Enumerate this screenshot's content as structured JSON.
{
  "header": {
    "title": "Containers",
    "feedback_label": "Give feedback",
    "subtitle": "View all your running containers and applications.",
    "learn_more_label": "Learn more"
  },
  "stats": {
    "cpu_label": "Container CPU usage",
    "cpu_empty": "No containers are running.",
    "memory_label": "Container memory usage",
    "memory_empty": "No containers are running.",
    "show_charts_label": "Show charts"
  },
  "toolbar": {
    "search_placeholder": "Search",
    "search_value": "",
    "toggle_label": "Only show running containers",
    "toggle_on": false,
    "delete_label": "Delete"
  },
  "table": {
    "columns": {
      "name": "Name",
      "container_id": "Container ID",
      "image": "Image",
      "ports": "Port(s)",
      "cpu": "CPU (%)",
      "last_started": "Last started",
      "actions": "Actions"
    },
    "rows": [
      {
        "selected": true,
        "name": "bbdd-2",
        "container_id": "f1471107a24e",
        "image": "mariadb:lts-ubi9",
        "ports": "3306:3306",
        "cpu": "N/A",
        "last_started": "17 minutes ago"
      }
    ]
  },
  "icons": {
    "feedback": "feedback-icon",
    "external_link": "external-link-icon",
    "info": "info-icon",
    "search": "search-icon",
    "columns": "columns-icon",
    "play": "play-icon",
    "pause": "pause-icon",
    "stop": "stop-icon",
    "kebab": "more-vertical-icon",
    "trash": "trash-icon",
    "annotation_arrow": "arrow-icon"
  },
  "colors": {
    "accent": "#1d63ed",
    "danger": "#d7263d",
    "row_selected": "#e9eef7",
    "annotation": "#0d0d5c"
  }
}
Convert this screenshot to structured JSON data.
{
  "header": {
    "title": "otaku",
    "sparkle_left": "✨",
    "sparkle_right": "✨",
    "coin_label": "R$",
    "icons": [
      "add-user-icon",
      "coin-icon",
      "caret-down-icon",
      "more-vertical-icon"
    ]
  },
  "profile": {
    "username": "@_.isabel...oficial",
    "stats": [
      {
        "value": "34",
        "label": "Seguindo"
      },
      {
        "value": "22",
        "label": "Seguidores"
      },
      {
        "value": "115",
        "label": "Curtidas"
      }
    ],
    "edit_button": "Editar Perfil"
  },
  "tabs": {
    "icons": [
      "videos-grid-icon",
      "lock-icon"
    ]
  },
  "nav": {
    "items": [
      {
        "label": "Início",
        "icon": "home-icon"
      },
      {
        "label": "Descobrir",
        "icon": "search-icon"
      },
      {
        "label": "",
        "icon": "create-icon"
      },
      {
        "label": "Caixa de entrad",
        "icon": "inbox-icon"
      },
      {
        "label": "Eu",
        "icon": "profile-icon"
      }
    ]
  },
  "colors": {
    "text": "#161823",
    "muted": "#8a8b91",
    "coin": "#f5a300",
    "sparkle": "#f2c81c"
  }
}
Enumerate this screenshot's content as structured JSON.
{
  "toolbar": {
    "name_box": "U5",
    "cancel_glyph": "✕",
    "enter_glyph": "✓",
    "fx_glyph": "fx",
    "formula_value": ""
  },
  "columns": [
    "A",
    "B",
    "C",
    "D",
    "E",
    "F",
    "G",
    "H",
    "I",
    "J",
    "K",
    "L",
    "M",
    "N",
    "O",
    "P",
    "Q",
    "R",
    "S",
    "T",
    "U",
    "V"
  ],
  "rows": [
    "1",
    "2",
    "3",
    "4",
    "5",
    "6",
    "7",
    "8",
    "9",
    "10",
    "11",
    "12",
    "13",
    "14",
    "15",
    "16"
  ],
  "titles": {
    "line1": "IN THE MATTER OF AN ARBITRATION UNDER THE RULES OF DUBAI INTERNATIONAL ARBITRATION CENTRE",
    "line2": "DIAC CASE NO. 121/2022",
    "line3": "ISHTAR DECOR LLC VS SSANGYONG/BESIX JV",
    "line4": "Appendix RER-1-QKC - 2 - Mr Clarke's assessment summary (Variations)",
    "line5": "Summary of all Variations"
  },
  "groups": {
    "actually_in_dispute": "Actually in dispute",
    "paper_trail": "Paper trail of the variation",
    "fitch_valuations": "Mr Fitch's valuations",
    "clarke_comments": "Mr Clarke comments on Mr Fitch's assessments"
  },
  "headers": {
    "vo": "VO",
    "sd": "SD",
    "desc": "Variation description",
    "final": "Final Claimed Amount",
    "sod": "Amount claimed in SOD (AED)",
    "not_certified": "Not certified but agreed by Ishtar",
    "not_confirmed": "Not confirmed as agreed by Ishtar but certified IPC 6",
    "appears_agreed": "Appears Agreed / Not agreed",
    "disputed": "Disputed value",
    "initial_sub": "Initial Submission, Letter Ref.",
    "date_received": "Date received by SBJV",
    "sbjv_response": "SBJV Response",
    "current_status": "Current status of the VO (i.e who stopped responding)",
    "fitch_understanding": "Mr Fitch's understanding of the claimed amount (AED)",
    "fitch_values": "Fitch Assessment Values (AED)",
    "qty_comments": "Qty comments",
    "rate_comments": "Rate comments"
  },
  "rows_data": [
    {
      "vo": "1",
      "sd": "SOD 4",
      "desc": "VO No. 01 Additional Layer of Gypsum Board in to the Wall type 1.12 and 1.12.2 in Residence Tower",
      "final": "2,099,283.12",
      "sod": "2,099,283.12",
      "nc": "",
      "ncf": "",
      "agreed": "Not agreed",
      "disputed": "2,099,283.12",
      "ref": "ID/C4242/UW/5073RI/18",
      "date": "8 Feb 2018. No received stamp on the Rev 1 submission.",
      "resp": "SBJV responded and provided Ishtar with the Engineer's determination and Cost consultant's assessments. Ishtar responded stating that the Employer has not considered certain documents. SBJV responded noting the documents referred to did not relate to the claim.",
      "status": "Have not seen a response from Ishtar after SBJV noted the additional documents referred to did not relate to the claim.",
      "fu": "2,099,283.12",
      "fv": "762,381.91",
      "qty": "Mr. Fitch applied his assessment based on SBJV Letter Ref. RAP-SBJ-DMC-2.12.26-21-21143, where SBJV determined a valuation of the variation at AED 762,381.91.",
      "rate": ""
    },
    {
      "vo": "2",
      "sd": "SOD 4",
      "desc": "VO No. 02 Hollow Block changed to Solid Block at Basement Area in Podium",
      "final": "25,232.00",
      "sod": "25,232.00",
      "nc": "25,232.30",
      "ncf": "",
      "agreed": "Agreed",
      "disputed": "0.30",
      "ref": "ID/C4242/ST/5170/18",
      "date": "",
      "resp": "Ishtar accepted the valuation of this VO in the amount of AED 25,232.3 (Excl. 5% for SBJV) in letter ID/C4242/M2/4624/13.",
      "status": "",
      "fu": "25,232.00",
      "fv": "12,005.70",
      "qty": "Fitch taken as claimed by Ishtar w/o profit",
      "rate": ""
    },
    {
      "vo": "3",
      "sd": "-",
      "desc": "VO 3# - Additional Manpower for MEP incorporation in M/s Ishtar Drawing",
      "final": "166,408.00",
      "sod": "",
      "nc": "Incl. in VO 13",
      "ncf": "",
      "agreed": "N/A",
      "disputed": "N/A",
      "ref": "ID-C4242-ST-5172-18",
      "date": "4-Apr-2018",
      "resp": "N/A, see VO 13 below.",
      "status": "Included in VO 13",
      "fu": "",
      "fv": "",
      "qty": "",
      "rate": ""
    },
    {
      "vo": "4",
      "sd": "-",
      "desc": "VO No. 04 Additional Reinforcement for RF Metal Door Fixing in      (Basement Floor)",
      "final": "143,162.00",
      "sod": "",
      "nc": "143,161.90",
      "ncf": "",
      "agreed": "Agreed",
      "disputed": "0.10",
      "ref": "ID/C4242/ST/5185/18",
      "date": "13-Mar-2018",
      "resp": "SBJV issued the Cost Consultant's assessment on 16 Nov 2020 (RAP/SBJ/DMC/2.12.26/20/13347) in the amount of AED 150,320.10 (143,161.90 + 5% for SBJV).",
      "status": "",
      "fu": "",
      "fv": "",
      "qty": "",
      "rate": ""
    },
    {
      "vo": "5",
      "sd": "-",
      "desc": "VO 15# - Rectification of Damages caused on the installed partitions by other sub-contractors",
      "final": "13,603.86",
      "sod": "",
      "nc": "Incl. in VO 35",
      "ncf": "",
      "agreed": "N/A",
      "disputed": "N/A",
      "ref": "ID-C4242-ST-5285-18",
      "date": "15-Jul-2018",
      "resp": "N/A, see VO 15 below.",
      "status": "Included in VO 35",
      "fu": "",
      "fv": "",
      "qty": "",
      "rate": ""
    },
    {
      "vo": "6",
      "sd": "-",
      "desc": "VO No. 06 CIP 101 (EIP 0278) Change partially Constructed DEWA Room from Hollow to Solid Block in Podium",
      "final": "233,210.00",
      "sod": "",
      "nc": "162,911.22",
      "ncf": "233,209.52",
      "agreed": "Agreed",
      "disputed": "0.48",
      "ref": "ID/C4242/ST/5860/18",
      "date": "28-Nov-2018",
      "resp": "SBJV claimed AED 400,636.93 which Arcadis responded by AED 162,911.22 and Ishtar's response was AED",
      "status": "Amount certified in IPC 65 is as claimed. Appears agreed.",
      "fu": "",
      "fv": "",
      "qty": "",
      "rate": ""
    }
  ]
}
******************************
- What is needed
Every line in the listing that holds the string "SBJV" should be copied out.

- Result below
    "date_received": "Date received by SBJV",
    "sbjv_response": "SBJV Response",
      "resp": "SBJV responded and provided Ishtar with the Engineer's determination and Cost consultant's assessments. Ishtar responded stating that the Employer has not considered certain documents. SBJV responded noting the documents referred to did not relate to the claim.",
      "status": "Have not seen a response from Ishtar after SBJV noted the additional documents referred to did not relate to the claim.",
      "qty": "Mr. Fitch applied his assessment based on SBJV Letter Ref. RAP-SBJ-DMC-2.12.26-21-21143, where SBJV determined a valuation of the variation at AED 762,381.91.",
      "resp": "Ishtar accepted the valuation of this VO in the amount of AED 25,232.3 (Excl. 5% for SBJV) in letter ID/C4242/M2/4624/13.",
      "resp": "SBJV issued the Cost Consultant's assessment on 16 Nov 2020 (RAP/SBJ/DMC/2.12.26/20/13347) in the amount of AED 150,320.10 (143,161.90 + 5% for SBJV).",
      "resp": "SBJV claimed AED 400,636.93 which Arcadis responded by AED 162,911.22 and Ishtar's response was AED",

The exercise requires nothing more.